Did forced isolation for COVID-19 make social anxiety more prominent? Tips to cope

If the thought of being around a large group of people is giving you butterflies, and not the good kind, you are not alone.

The prolonged isolation due to the COVID-19 pandemic has created or made social anxiety worse for some people.

“The pandemic triggered my anxiety. I feel I’ve had these feelings all along. But the pandemic brought out the worst,” said Winnipeg resident Dax Guiboche.

The forced isolation has led people to become more and more comfortable being around fewer people, according to clinical psychologist Dr. Jay Greenfeld.

“Once they become comfortable with that, it’s really hard to change that,” he said.

Read more: Calling in sick make you queasy? You’re not alone

Story continues below advertisement

“That becomes their preference and if they’re put in a situation where they have to reengage with more people, it becomes extremely overwhelming.”

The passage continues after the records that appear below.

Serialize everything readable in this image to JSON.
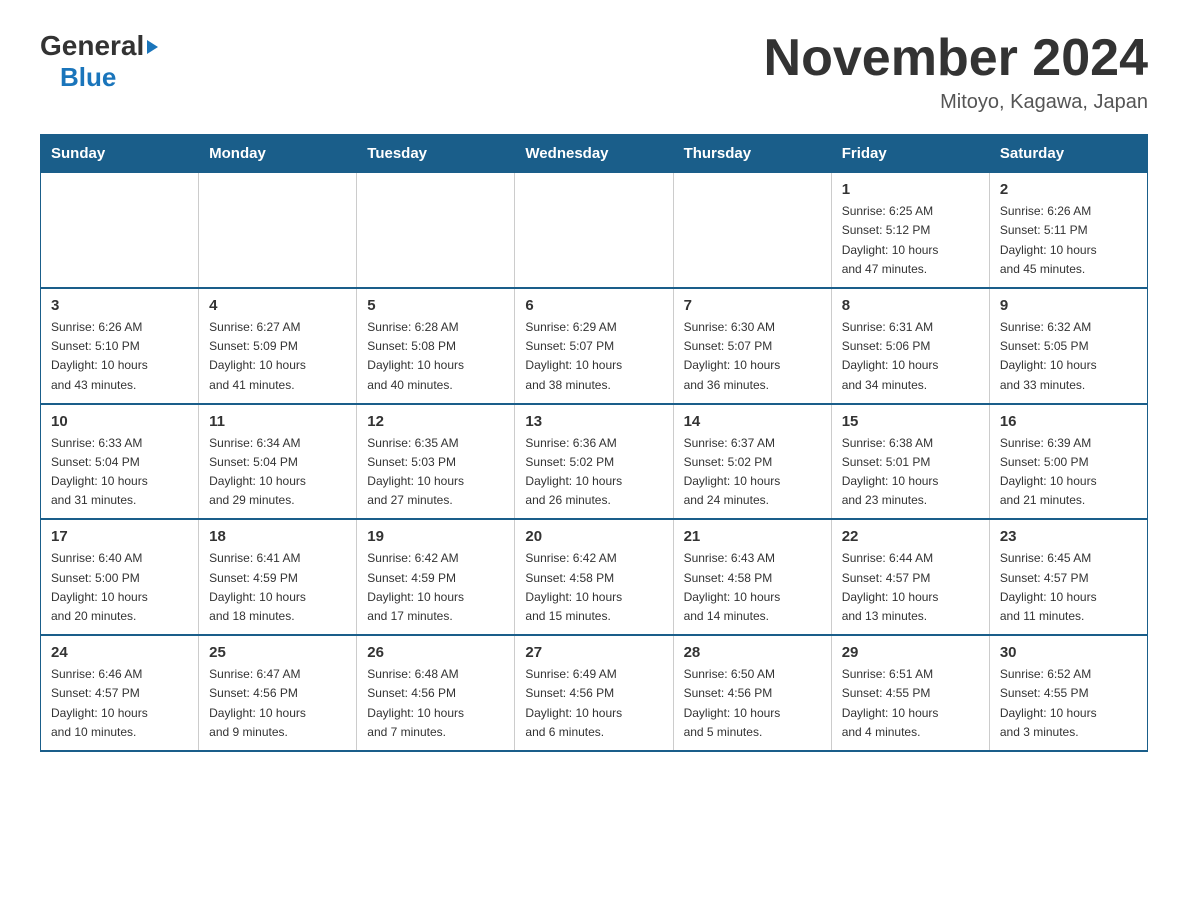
{
  "header": {
    "month_title": "November 2024",
    "location": "Mitoyo, Kagawa, Japan",
    "logo_general": "General",
    "logo_blue": "Blue"
  },
  "days_of_week": [
    "Sunday",
    "Monday",
    "Tuesday",
    "Wednesday",
    "Thursday",
    "Friday",
    "Saturday"
  ],
  "weeks": [
    {
      "cells": [
        {
          "day": "",
          "info": ""
        },
        {
          "day": "",
          "info": ""
        },
        {
          "day": "",
          "info": ""
        },
        {
          "day": "",
          "info": ""
        },
        {
          "day": "",
          "info": ""
        },
        {
          "day": "1",
          "info": "Sunrise: 6:25 AM\nSunset: 5:12 PM\nDaylight: 10 hours\nand 47 minutes."
        },
        {
          "day": "2",
          "info": "Sunrise: 6:26 AM\nSunset: 5:11 PM\nDaylight: 10 hours\nand 45 minutes."
        }
      ]
    },
    {
      "cells": [
        {
          "day": "3",
          "info": "Sunrise: 6:26 AM\nSunset: 5:10 PM\nDaylight: 10 hours\nand 43 minutes."
        },
        {
          "day": "4",
          "info": "Sunrise: 6:27 AM\nSunset: 5:09 PM\nDaylight: 10 hours\nand 41 minutes."
        },
        {
          "day": "5",
          "info": "Sunrise: 6:28 AM\nSunset: 5:08 PM\nDaylight: 10 hours\nand 40 minutes."
        },
        {
          "day": "6",
          "info": "Sunrise: 6:29 AM\nSunset: 5:07 PM\nDaylight: 10 hours\nand 38 minutes."
        },
        {
          "day": "7",
          "info": "Sunrise: 6:30 AM\nSunset: 5:07 PM\nDaylight: 10 hours\nand 36 minutes."
        },
        {
          "day": "8",
          "info": "Sunrise: 6:31 AM\nSunset: 5:06 PM\nDaylight: 10 hours\nand 34 minutes."
        },
        {
          "day": "9",
          "info": "Sunrise: 6:32 AM\nSunset: 5:05 PM\nDaylight: 10 hours\nand 33 minutes."
        }
      ]
    },
    {
      "cells": [
        {
          "day": "10",
          "info": "Sunrise: 6:33 AM\nSunset: 5:04 PM\nDaylight: 10 hours\nand 31 minutes."
        },
        {
          "day": "11",
          "info": "Sunrise: 6:34 AM\nSunset: 5:04 PM\nDaylight: 10 hours\nand 29 minutes."
        },
        {
          "day": "12",
          "info": "Sunrise: 6:35 AM\nSunset: 5:03 PM\nDaylight: 10 hours\nand 27 minutes."
        },
        {
          "day": "13",
          "info": "Sunrise: 6:36 AM\nSunset: 5:02 PM\nDaylight: 10 hours\nand 26 minutes."
        },
        {
          "day": "14",
          "info": "Sunrise: 6:37 AM\nSunset: 5:02 PM\nDaylight: 10 hours\nand 24 minutes."
        },
        {
          "day": "15",
          "info": "Sunrise: 6:38 AM\nSunset: 5:01 PM\nDaylight: 10 hours\nand 23 minutes."
        },
        {
          "day": "16",
          "info": "Sunrise: 6:39 AM\nSunset: 5:00 PM\nDaylight: 10 hours\nand 21 minutes."
        }
      ]
    },
    {
      "cells": [
        {
          "day": "17",
          "info": "Sunrise: 6:40 AM\nSunset: 5:00 PM\nDaylight: 10 hours\nand 20 minutes."
        },
        {
          "day": "18",
          "info": "Sunrise: 6:41 AM\nSunset: 4:59 PM\nDaylight: 10 hours\nand 18 minutes."
        },
        {
          "day": "19",
          "info": "Sunrise: 6:42 AM\nSunset: 4:59 PM\nDaylight: 10 hours\nand 17 minutes."
        },
        {
          "day": "20",
          "info": "Sunrise: 6:42 AM\nSunset: 4:58 PM\nDaylight: 10 hours\nand 15 minutes."
        },
        {
          "day": "21",
          "info": "Sunrise: 6:43 AM\nSunset: 4:58 PM\nDaylight: 10 hours\nand 14 minutes."
        },
        {
          "day": "22",
          "info": "Sunrise: 6:44 AM\nSunset: 4:57 PM\nDaylight: 10 hours\nand 13 minutes."
        },
        {
          "day": "23",
          "info": "Sunrise: 6:45 AM\nSunset: 4:57 PM\nDaylight: 10 hours\nand 11 minutes."
        }
      ]
    },
    {
      "cells": [
        {
          "day": "24",
          "info": "Sunrise: 6:46 AM\nSunset: 4:57 PM\nDaylight: 10 hours\nand 10 minutes."
        },
        {
          "day": "25",
          "info": "Sunrise: 6:47 AM\nSunset: 4:56 PM\nDaylight: 10 hours\nand 9 minutes."
        },
        {
          "day": "26",
          "info": "Sunrise: 6:48 AM\nSunset: 4:56 PM\nDaylight: 10 hours\nand 7 minutes."
        },
        {
          "day": "27",
          "info": "Sunrise: 6:49 AM\nSunset: 4:56 PM\nDaylight: 10 hours\nand 6 minutes."
        },
        {
          "day": "28",
          "info": "Sunrise: 6:50 AM\nSunset: 4:56 PM\nDaylight: 10 hours\nand 5 minutes."
        },
        {
          "day": "29",
          "info": "Sunrise: 6:51 AM\nSunset: 4:55 PM\nDaylight: 10 hours\nand 4 minutes."
        },
        {
          "day": "30",
          "info": "Sunrise: 6:52 AM\nSunset: 4:55 PM\nDaylight: 10 hours\nand 3 minutes."
        }
      ]
    }
  ]
}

Ordinarily, people would derive a great deal of their social interaction by going to work or school, an environment that typically forces people to be social. But once everything moved online, it was harder for them to interact.

“I have been working from home since the end of March 2020. It takes some time to get used to it and, during the closures, it was hard never leaving the house,” said Janet Rogocki of Winnipeg.

Read more: Does the option to work from home make for a better work-life balance?

Now that everything is opening back up and events are for the most part back at full capacity, some people are still choosing to stay isolated.

“It is my choice. My anxiety has taken me over,” said Guiboche.

The comfort of being alone becomes so strong and feels so safe that people end up avoiding getting out and engaging, according to Greenfeld.

However, the problem is that prolonged isolation has some bad psychological effects.

Read more: New mental health clinic for youth opens in Winnipeg amid long waits in public system

Story continues below advertisement

“Now that Winnipeg is opening up, it has made me feel worse,” said Guiboche.

Once people take that step and begin to engage, they find there are many benefits to social interaction, such as decreasing stress.

“Because it provides different outlets for you, different ways to talk about certain things that maybe you haven’t talked about,” said Greenfeld.

“You might have been thinking about it for a couple of months but not having that space to actually talk about it with other people, it really becomes limiting.”

However, getting back out there is easier said than done and it’s important to take it step by step but try not to fear being uncomfortable and making changes.

“What they can do is confront that fear and confront that hesitation,” said Greenfeld.

“Even if initially they are going to be uncomfortable, they got to push themselves through that.”

Once people take that first step forward, they can start to see the benefits of being social but it can’t be a one-and-done situation. Being social is a skill and without practice, just like any skill, you lose it.

“Well I will do it on Monday and then if it’s too overwhelming, start to avoid it for another two weeks,” Greenfeld added.

Story continues below advertisement

“It’s gotta be routine, it’s gotta be often and it’s gotta be part of what becomes their norm.”

Click to play video: 'Kids and social anxiety about returning to activities during a pandemic' Kids and social anxiety about returning to activities during a pandemic

Kids and social anxiety about returning to activities during a pandemic – Jun 8, 2020

© 2022 Global News, a division of Corus Entertainment Inc.

View original article here Source